Chroma Framework - development update #2

It's been almost a month since I last wrote anything on this piece of shit blog of mine. I did not come back empty-handed, however! Here's some more details on how Chroma moved forward.

Audio system

Last time I posted here nobody could hear anything coming out of that framework. That has changed. Developers can now play both music and sounds on different channels. There is access to the post-mix waveform that can be modified or even overwritten by user code - this allows the creative folk to synthesize their own sounds as they please. Everything sits on top of SDL_mixer. It's glorious.


Yep, you're reading that right. Cameras. They can be "attached" to render targets, or used from RenderContext directly, which operates on the currently active render target. This means that any call to WithCamera from RenderTo method calls will result in that target using the provided camera!

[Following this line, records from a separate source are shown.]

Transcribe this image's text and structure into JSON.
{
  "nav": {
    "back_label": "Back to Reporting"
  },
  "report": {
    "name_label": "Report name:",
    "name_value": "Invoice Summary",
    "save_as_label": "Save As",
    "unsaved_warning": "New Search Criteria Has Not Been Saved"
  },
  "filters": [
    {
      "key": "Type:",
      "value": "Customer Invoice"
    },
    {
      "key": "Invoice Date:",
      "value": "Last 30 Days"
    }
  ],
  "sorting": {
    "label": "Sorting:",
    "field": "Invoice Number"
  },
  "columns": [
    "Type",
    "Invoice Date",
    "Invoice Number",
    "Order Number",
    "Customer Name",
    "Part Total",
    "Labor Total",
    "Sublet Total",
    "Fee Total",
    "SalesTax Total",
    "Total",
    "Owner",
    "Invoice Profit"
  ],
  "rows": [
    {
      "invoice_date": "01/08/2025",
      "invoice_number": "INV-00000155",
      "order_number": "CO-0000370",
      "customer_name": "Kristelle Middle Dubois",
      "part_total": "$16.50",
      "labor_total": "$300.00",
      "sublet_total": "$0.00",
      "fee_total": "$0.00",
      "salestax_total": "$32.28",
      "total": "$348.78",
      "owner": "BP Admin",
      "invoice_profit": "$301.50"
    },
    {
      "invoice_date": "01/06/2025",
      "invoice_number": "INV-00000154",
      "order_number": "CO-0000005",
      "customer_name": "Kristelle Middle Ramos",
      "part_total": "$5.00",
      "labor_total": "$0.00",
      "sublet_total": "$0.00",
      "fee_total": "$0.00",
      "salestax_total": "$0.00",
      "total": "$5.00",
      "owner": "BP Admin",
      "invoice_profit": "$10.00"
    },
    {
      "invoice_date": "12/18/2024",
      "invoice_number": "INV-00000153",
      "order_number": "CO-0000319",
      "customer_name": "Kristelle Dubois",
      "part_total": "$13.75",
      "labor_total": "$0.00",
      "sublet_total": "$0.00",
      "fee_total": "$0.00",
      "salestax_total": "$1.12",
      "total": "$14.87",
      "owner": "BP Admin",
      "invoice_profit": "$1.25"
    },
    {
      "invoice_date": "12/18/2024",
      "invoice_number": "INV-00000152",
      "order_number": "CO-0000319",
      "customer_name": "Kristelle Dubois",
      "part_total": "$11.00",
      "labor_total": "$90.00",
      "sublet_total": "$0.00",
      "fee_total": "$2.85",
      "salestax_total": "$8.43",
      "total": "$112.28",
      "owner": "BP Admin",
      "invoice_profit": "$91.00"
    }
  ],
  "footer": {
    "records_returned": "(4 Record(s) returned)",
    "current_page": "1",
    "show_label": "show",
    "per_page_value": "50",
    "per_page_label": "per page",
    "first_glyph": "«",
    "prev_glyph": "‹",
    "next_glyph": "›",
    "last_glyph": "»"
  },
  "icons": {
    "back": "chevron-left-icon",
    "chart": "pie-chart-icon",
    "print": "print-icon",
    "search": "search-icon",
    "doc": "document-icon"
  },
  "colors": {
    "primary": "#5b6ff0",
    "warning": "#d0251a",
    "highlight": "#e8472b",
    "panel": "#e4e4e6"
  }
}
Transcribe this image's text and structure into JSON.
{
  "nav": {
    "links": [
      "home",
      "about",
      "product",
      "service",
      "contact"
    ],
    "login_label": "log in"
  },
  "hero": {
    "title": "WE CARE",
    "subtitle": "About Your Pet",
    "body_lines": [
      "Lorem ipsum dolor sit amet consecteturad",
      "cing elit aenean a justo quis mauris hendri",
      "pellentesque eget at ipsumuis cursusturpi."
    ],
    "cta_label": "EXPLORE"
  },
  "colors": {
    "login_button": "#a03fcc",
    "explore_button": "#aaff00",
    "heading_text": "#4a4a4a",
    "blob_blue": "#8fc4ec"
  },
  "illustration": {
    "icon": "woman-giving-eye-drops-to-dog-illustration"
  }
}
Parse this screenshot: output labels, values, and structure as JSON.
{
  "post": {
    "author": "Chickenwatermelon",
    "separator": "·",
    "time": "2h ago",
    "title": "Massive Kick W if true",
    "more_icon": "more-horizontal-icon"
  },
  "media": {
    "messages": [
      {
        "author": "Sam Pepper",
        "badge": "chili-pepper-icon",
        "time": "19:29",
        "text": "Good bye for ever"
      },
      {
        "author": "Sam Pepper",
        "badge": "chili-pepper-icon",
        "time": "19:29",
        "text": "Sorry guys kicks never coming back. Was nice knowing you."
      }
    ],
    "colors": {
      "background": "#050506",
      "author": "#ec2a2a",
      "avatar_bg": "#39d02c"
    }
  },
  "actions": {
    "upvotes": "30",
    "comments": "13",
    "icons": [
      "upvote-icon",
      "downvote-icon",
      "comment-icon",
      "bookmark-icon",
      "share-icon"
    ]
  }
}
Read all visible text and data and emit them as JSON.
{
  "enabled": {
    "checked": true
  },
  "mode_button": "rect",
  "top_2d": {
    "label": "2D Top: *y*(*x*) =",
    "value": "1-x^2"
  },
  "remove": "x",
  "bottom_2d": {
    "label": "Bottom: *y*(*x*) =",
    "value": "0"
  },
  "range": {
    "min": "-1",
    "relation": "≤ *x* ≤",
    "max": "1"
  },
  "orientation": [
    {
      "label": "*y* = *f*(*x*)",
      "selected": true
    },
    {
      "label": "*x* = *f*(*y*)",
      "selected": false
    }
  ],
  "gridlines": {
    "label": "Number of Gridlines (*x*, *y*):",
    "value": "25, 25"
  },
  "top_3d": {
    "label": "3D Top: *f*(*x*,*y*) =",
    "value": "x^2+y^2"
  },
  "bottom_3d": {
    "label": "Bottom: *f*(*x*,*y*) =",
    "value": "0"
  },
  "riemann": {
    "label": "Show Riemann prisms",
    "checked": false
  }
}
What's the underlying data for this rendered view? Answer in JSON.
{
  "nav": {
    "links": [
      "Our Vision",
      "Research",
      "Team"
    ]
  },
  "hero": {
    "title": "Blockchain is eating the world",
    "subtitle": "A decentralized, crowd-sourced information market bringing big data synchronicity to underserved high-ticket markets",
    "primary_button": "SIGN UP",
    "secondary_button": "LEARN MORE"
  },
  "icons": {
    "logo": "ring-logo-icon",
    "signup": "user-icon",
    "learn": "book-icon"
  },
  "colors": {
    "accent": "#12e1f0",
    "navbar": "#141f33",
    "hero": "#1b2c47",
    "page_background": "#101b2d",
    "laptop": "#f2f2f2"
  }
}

protected override void Draw(RenderContext context)
    context.RenderTo(_tgt, () =>
        context.WithCamera(_cam, () =>
            context.DrawTexture(_tex, Vector2.Zero, Vector2.One, Vector2.Zero, 0f);

    context.DrawTexture(_tgt, Vector2.Zero, Vector2.One, Vector2.Zero, 0f);

Boom. Just like that.


Of course, where there is development, fuck-ups usually follow and Chroma is no exception. A multitude of bugs were fixed. How many exactly I have no goddamn clue. You'll have to check that once Chroma goes open-source in June.

NuGet package

Chroma can now be used easily by simply downloading the NuGet package I have prepared. No bullshit source tree set-ups required. It's wonderful and you should try it.


There's still none.

Someone gave a fuck!

And actually made both a library for, and an application utilizing Chroma. See these in action. Apparently their creative drive has been inspired by how Chroma handles all the tedious work developers have to do in order to get anything done. Give that dude some love.

vdd - May 17, 2020 • general